Congress can approve, amend or reject the list, proposing an alternative. From time to time in the history of the Militant, the forerunner of the Socialist Party, this list has been amended at conference, although in the view of the Socialist Party, the inclusive approach of the consultation process makes this rare, and has not happened at Socialist Party congresses so far.
The Socialist Party argues that this method is an example of aspects of genuine Democratic centralism, where the widest democratic discussion and debate takes place to attempt to reach agreement before any formal meeting takes place, followed by a meeting and a vote, after which, especially in times of serious struggle, the party is expected to pull together in the direction agreed. In a document written by General Secretary Peter Taaffe in 1996 for the Socialist Party's predecessor Militant Labour, Taaffe suggests that the term 'Democratic centralism' has "Unfortunately... been partially discredited, the concept mangled and distorted by Stalinism in particular. It has come to mean, for uninformed people, something entirely opposite to its original meaning." Taaffe argues that the: "right-wing Labour leadership who usually hurl insults against the Marxists on the alleged undemocratic character of 'democratic centralism' themselves actually practice an extreme form of 'bureaucratic centralism', as the experience of the witch-hunt against Militant and others on the left in the Labour Party demonstrated."
Discussing the perceived 'dangers' of democratic centralism, Taaffe has argued that according to Leon Trotsky there are no guarantees in any form of organisation which can guard against malpractice and the form of organisation that a party takes has a material origin that reflects the circumstances it finds itself in, as well as how it orientates to them.: "The regime of a party does not fall ready made from the sky but is formed gradually in the struggle.

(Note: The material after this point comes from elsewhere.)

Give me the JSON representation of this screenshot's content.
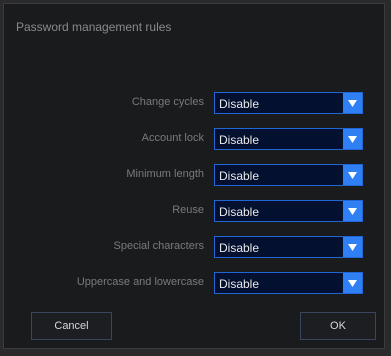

A political line predominates over the regime." Taaffe has also written, 'Trotsky then makes a fundamental point: "Only a correct policy can guarantee a healthy party regime."'.